Wyden referred to these letters at least twice in his various speeches in this “debate.” And while he has been careful to suggest that Alexander may have just misspoke, he has repeatedly made it clear that Alexander lied when he said US person data could not be shared.

I don’t know why General Alexander described minimization as he did. But why did it take Udall and I to make big push to correct?

The implication, it seems, is that the government has simply deemed all the US person information they collect to be foreign intelligence (indeed, elsewhere Jeff Merkley talked about how the “relevant to an investigation” standard makes all conceivable information context for foreign intelligence), meaning minimization requirements are largely meaningless.

In response to Alexander’s claims on hundreds of millions of dossiers, Wyden noted, over and over again, that in spite of NSA’s refusal to answer the question of how many Americans’ data has been collected, Alexander did not in his response–and has not since–denied that NSA keeps hundreds of millions of dossiers on people.

Director of NSA would not provide public answer on whether NSA keeps hundreds of millions of dossiers on people.

Clearly, Alexanders denial that NSA keeps dossiers (which itself stems from claims former NSA coder William Binney made) is simply a word game about the meaning of dossier. NSA doesn’t have dossiers, you see. It has information on hundreds of millions of Americans.

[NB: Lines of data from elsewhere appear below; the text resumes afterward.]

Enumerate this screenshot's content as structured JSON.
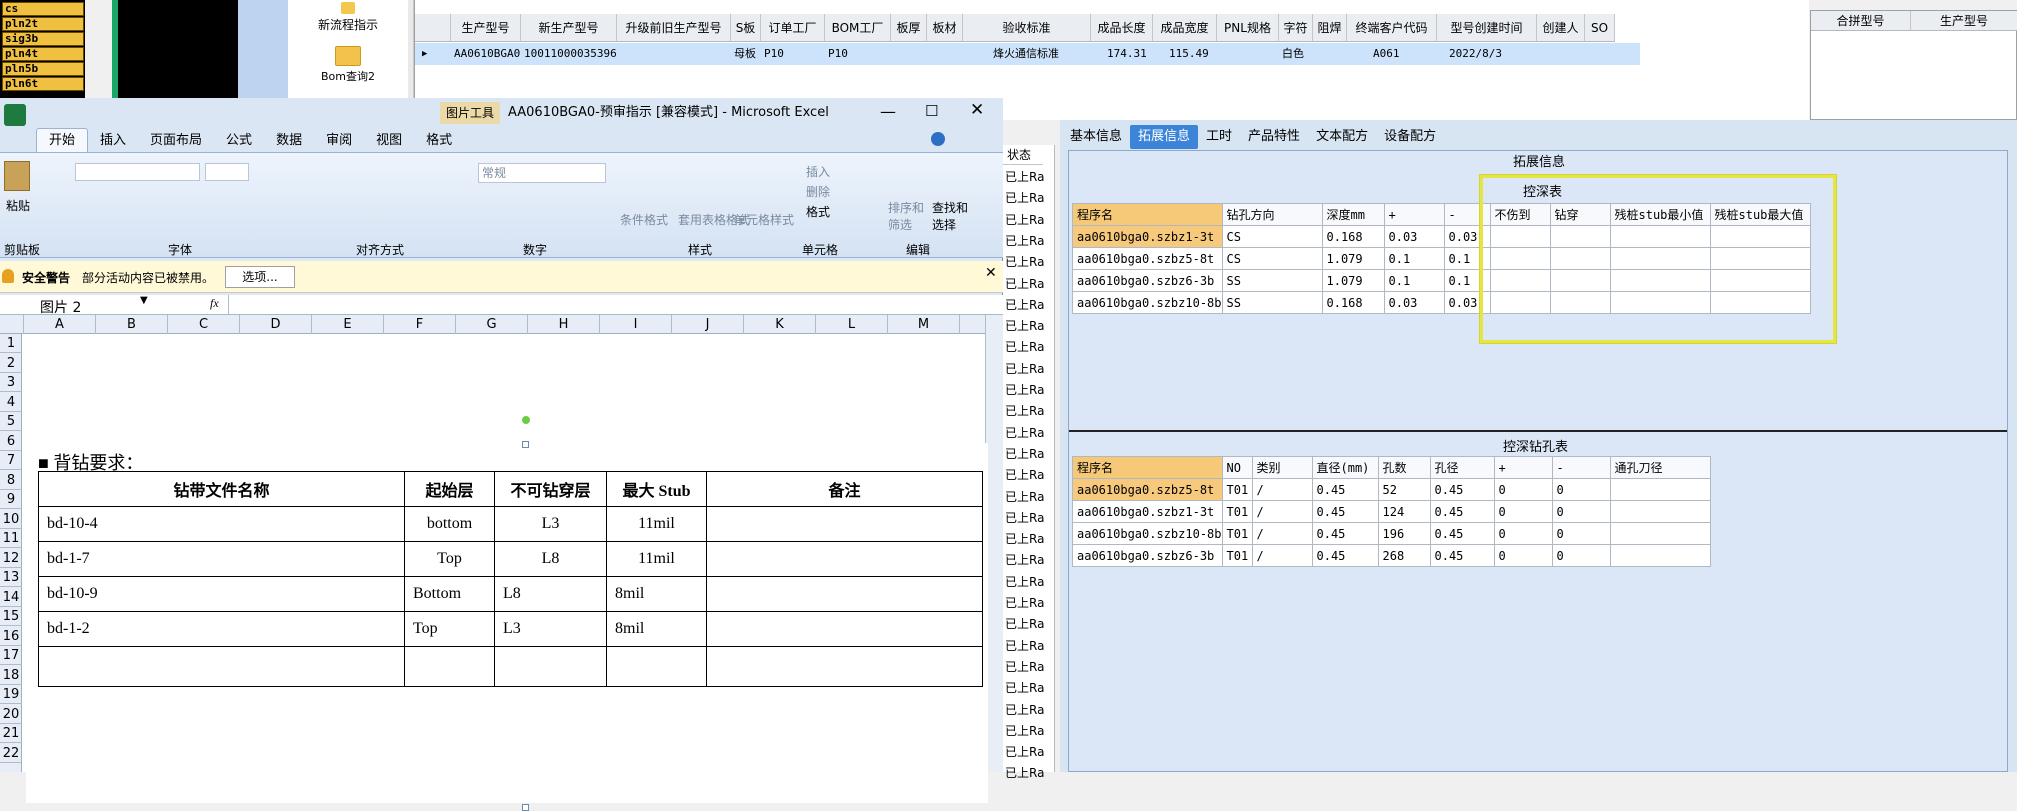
{
  "layers": [
    "cs",
    "pln2t",
    "sig3b",
    "pln4t",
    "pln5b",
    "pln6t"
  ],
  "launcher": {
    "new_flow": "新流程指示",
    "bom_query": "Bom查询2"
  },
  "top_grid": {
    "headers": [
      "生产型号",
      "新生产型号",
      "升级前旧生产型号",
      "S板",
      "订单工厂",
      "BOM工厂",
      "板厚",
      "板材",
      "验收标准",
      "成品长度",
      "成品宽度",
      "PNL规格",
      "字符",
      "阻焊",
      "终端客户代码",
      "型号创建时间",
      "创建人",
      "SO"
    ],
    "row": [
      "AA0610BGA0",
      "10011000035396",
      "",
      "母板",
      "P10",
      "P10",
      "",
      "",
      "烽火通信标准",
      "174.31",
      "115.49",
      "",
      "白色",
      "",
      "A061",
      "2022/8/3",
      "",
      ""
    ],
    "right_headers": [
      "合拼型号",
      "生产型号"
    ]
  },
  "tabs": [
    "基本信息",
    "拓展信息",
    "工时",
    "产品特性",
    "文本配方",
    "设备配方"
  ],
  "active_tab": "拓展信息",
  "status_header": "状态",
  "status_items": [
    "已上Ra",
    "已上Ra",
    "已上Ra",
    "已上Ra",
    "已上Ra",
    "已上Ra",
    "已上Ra",
    "已上Ra",
    "已上Ra",
    "已上Ra",
    "已上Ra",
    "已上Ra",
    "已上Ra",
    "已上Ra",
    "已上Ra",
    "已上Ra",
    "已上Ra",
    "已上Ra",
    "已上Ra",
    "已上Ra",
    "已上Ra",
    "已上Ra",
    "已上Ra",
    "已上Ra",
    "已上Ra",
    "已上Ra",
    "已上Ra",
    "已上Ra",
    "已上Ra"
  ],
  "ext_info": {
    "group_title": "拓展信息",
    "depth_title": "控深表",
    "depth_headers": [
      "程序名",
      "钻孔方向",
      "深度mm",
      "+",
      "-",
      "不伤到",
      "钻穿",
      "残桩stub最小值",
      "残桩stub最大值"
    ],
    "depth_rows": [
      [
        "aa0610bga0.szbz1-3t",
        "CS",
        "0.168",
        "0.03",
        "0.03",
        "",
        "",
        "",
        ""
      ],
      [
        "aa0610bga0.szbz5-8t",
        "CS",
        "1.079",
        "0.1",
        "0.1",
        "",
        "",
        "",
        ""
      ],
      [
        "aa0610bga0.szbz6-3b",
        "SS",
        "1.079",
        "0.1",
        "0.1",
        "",
        "",
        "",
        ""
      ],
      [
        "aa0610bga0.szbz10-8b",
        "SS",
        "0.168",
        "0.03",
        "0.03",
        "",
        "",
        "",
        ""
      ]
    ],
    "hole_title": "控深钻孔表",
    "hole_headers": [
      "程序名",
      "NO",
      "类别",
      "直径(mm)",
      "孔数",
      "孔径",
      "+",
      "-",
      "通孔刀径"
    ],
    "hole_rows": [
      [
        "aa0610bga0.szbz5-8t",
        "T01",
        "/",
        "0.45",
        "52",
        "0.45",
        "0",
        "0",
        ""
      ],
      [
        "aa0610bga0.szbz1-3t",
        "T01",
        "/",
        "0.45",
        "124",
        "0.45",
        "0",
        "0",
        ""
      ],
      [
        "aa0610bga0.szbz10-8b",
        "T01",
        "/",
        "0.45",
        "196",
        "0.45",
        "0",
        "0",
        ""
      ],
      [
        "aa0610bga0.szbz6-3b",
        "T01",
        "/",
        "0.45",
        "268",
        "0.45",
        "0",
        "0",
        ""
      ]
    ]
  },
  "excel": {
    "picture_tools": "图片工具",
    "title": "AA0610BGA0-预审指示 [兼容模式] - Microsoft Excel",
    "ribbon_tabs": [
      "开始",
      "插入",
      "页面布局",
      "公式",
      "数据",
      "审阅",
      "视图",
      "格式"
    ],
    "groups": [
      "剪贴板",
      "字体",
      "对齐方式",
      "数字",
      "样式",
      "单元格",
      "编辑"
    ],
    "paste_label": "粘贴",
    "number_format": "常规",
    "style_buttons": [
      "条件格式",
      "套用表格格式",
      "单元格样式"
    ],
    "cell_buttons": [
      "插入",
      "删除",
      "格式"
    ],
    "edit_buttons": [
      "排序和筛选",
      "查找和选择"
    ],
    "security_label": "安全警告",
    "security_text": "部分活动内容已被禁用。",
    "options_button": "选项...",
    "name_box": "图片 2",
    "fx": "fx",
    "columns": [
      "A",
      "B",
      "C",
      "D",
      "E",
      "F",
      "G",
      "H",
      "I",
      "J",
      "K",
      "L",
      "M"
    ],
    "rows": [
      "1",
      "2",
      "3",
      "4",
      "5",
      "6",
      "7",
      "8",
      "9",
      "10",
      "11",
      "12",
      "13",
      "14",
      "15",
      "16",
      "17",
      "18",
      "19",
      "20",
      "21",
      "22"
    ],
    "doc_heading": "■  背钻要求：",
    "doc_table_headers": [
      "钻带文件名称",
      "起始层",
      "不可钻穿层",
      "最大 Stub",
      "备注"
    ],
    "doc_table_rows": [
      [
        "bd-10-4",
        "bottom",
        "L3",
        "11mil",
        ""
      ],
      [
        "bd-1-7",
        "Top",
        "L8",
        "11mil",
        ""
      ],
      [
        "bd-10-9",
        "Bottom",
        "L8",
        "8mil",
        ""
      ],
      [
        "bd-1-2",
        "Top",
        "L3",
        "8mil",
        ""
      ],
      [
        "",
        "",
        "",
        "",
        ""
      ]
    ]
  }
}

Information–that Wyden makes clear–is not subject to the plain meaning of minimization requirements.

Tweet about this on Twitter28Share on Reddit0Share on Facebook7Google+0Email to someone

7 Responses to Ron Wyden: Liar, Liar, Alexander Pants on Fire

  • 1
  • 2
  • 3
  • 4
  • 5
  • 6
  • 7

Emptywheel Twitterverse
bmaz @JimWhiteGNV @emptywheel Perp. Fee. Trainers. Broken. What, did this transmorph into an Afghanistan discussion??
35mreplyretweetfavorite
bmaz @emptywheel @JimWhiteGNV Hey Okra lady, where you come in? Clearly yer not focused on mane attraction. Brennan sez don't be easily impressed
37mreplyretweetfavorite
JimWhiteGNV @emptywheel That prep cost is included in the overall fee to trainers for showing, so we don't see it broken out, thankfully. @bmaz
38mreplyretweetfavorite
emptywheel @JimWhiteGNV And Gomer's up-do is even more expensive than $60, I was under the impression. @bmaz
40mreplyretweetfavorite
bmaz @JimWhiteGNV No self respecting old man dances away from a hose.
40mreplyretweetfavorite
emptywheel @nlanc Yeah, there were a number of computer-driven machine people at the show.
42mreplyretweetfavorite
JimWhiteGNV @bmaz Heh. Gomer is the most finicky of all. Dances away from the hose when getting bathed and keeps his poo in a neat pile in stall corner.
43mreplyretweetfavorite
bmaz @JimWhiteGNV this ain't Gomer, as hard as it is to believe, I tend to grow rather finicky girlz. #Schadenfreude
46mreplyretweetfavorite
JimWhiteGNV @bmaz Hey, just use a rake and a leaf blower for free. Nobody will ever know the difference...
50mreplyretweetfavorite
bmaz Sasquatch is in the pool. That is good for her, but a $60 grooming for me. #WattaYouGonnaDo
51mreplyretweetfavorite
JimWhiteGNV RT @carolrosenberg: Just in: #Guantanamo nurse who refused to force-feed prisoners sent home. http://t.co/z6vrh2dsZN @MiamiHerald http://t…
1hreplyretweetfavorite
emptywheel @walterwkatz Been waiting to see what you had to say all week--looking forward to it.
1hreplyretweetfavorite
December 2012
S M T W T F S
« Nov   Jan »
 1
2345678
9101112131415
16171819202122
23242526272829
3031